Website and app data records

* * * * * * *

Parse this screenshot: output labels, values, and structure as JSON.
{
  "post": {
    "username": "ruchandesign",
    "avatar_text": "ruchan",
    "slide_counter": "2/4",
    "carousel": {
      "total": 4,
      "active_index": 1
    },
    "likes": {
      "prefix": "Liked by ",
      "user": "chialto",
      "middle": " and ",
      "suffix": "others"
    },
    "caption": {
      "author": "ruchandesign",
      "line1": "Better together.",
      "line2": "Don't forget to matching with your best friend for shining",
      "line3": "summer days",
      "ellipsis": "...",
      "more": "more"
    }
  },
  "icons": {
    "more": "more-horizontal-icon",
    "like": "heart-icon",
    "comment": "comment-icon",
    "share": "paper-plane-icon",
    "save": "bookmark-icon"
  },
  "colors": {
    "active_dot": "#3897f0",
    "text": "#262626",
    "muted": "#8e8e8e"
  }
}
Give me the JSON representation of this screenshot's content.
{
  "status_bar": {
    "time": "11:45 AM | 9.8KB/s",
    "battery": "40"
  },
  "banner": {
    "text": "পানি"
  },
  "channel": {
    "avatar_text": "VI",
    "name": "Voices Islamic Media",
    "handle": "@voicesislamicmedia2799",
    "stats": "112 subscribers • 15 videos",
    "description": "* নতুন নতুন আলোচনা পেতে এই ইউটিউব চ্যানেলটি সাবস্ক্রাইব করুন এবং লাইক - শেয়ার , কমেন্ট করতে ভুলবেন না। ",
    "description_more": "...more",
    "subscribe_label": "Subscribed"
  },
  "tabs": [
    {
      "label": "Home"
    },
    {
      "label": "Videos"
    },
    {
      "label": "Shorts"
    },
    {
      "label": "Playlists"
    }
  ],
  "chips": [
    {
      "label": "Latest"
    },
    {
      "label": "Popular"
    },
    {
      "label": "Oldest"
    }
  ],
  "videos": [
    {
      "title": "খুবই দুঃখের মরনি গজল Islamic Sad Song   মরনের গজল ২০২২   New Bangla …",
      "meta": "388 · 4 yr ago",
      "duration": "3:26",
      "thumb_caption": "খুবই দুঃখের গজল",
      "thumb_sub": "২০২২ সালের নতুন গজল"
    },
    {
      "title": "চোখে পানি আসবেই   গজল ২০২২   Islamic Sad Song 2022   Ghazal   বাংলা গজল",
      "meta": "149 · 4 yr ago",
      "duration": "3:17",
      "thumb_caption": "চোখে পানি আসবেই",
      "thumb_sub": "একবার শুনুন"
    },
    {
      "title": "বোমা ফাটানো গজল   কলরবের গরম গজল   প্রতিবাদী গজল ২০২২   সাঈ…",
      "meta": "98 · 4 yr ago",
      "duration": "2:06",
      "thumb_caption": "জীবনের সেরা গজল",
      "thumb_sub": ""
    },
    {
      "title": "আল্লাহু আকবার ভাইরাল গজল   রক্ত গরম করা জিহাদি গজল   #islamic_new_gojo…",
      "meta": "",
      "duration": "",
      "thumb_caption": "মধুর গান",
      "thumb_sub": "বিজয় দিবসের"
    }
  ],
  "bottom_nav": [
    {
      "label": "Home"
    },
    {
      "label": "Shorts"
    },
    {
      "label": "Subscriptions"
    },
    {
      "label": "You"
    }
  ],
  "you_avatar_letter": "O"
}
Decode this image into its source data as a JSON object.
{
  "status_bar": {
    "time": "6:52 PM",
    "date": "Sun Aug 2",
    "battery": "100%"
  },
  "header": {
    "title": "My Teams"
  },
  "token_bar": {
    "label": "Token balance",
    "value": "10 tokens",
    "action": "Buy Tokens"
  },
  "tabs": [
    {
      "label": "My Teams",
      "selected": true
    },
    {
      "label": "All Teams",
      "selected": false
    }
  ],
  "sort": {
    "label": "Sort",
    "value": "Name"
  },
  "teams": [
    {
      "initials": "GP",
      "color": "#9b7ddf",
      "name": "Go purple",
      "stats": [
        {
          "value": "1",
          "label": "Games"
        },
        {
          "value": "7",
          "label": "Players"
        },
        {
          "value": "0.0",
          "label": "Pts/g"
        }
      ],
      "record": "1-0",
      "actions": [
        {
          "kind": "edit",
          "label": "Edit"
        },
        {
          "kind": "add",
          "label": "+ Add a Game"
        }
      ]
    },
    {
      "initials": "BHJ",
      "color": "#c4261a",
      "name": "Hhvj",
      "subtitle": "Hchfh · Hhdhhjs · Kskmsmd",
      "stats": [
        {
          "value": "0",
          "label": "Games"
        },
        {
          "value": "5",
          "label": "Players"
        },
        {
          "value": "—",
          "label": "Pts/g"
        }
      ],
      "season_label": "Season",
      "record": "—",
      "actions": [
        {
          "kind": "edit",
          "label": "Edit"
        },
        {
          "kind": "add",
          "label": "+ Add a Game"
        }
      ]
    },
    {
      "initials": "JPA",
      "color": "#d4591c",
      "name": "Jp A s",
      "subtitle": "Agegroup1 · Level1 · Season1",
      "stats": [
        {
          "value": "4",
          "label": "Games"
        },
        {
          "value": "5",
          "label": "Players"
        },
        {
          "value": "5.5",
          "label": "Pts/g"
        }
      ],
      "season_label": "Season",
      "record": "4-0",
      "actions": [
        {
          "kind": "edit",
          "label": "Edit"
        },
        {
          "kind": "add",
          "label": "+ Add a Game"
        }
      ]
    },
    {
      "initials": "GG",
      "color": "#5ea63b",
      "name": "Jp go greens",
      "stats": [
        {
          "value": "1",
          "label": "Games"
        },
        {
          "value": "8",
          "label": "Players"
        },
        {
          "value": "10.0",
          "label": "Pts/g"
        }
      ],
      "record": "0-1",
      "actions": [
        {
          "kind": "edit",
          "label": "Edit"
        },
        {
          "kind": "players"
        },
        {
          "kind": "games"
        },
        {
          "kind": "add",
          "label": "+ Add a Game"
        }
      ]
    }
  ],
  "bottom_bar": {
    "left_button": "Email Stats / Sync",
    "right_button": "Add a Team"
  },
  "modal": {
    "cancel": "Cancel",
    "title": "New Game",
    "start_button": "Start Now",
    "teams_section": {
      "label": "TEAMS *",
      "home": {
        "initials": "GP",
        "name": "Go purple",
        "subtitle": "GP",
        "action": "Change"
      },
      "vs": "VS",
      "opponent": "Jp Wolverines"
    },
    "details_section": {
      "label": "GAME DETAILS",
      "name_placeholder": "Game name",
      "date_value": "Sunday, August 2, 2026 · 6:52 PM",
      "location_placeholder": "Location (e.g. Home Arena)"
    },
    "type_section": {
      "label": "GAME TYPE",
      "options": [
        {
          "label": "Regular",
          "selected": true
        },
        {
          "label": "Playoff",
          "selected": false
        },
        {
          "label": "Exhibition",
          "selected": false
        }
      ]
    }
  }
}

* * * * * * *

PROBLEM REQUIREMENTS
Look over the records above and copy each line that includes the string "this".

ANSWER TO THE PROBLEM
Parse this screenshot: output labels, values, and structure as JSON.
Give me the JSON representation of this screenshot's content.
Decode this image into its source data as a JSON object.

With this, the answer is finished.